Here I faced a dilemma. I wanted the chai. I really wanted the chai. But. I could. not. take. the chai. My misplaced duty to blow up stereotypes got in the way.

I said “NO” in a tenor voice and ordered an Americano. I had to. When the barista asked my name, I said “Rose”. Even though I don’t want to be known by that Anglicization of my name in this small town, it has long been my policy to give baristas the second syllable only. Why?

Because if someone calls me “AAAH-froze” like the Black Power hairstyle before I have my morning coffee, I will cut a bitch.

I used to call myself a “political person”, a phrase that I now experience clearly as a contradiction in terms. People are, by nature, far more than political, which is a reduction of our limitless ways of being in the world. Anyhow, I called myself a militant, a revolutionary, a third world feminist, a queer woman of color, a comrade. I performed very publicly all my very intimate experiences of oppression, on the stage at the week’s demonstration, facilitating the daily meetings, in the blog posts.

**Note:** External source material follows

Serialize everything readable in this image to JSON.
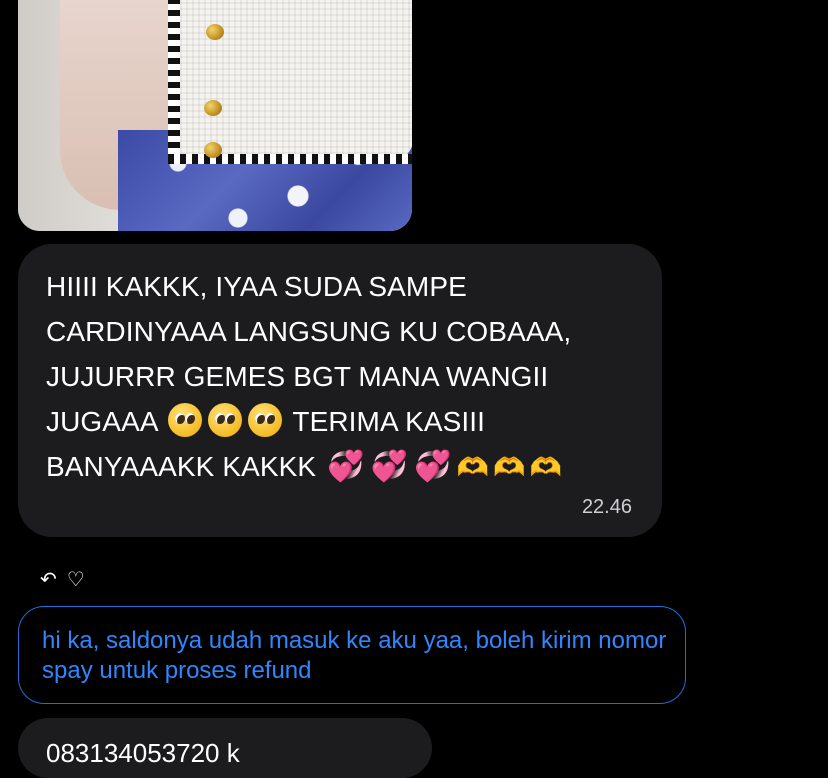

What we unspokenly absolutely required from ourselves was conviction, certainty and a sense that to question or doubt the political perspectives or organization was to show weakness. We were far from being the most dogmatic tendency on the revolutionary left… and yet. With the arrogance of youth and a sneaking suspicion that no one would follow me into battle if I showed vulnerability or confusion, I played the part well. I allowed someone else to be the moral authority, the author, even as I acted the part of the “strong woman.”   (more…)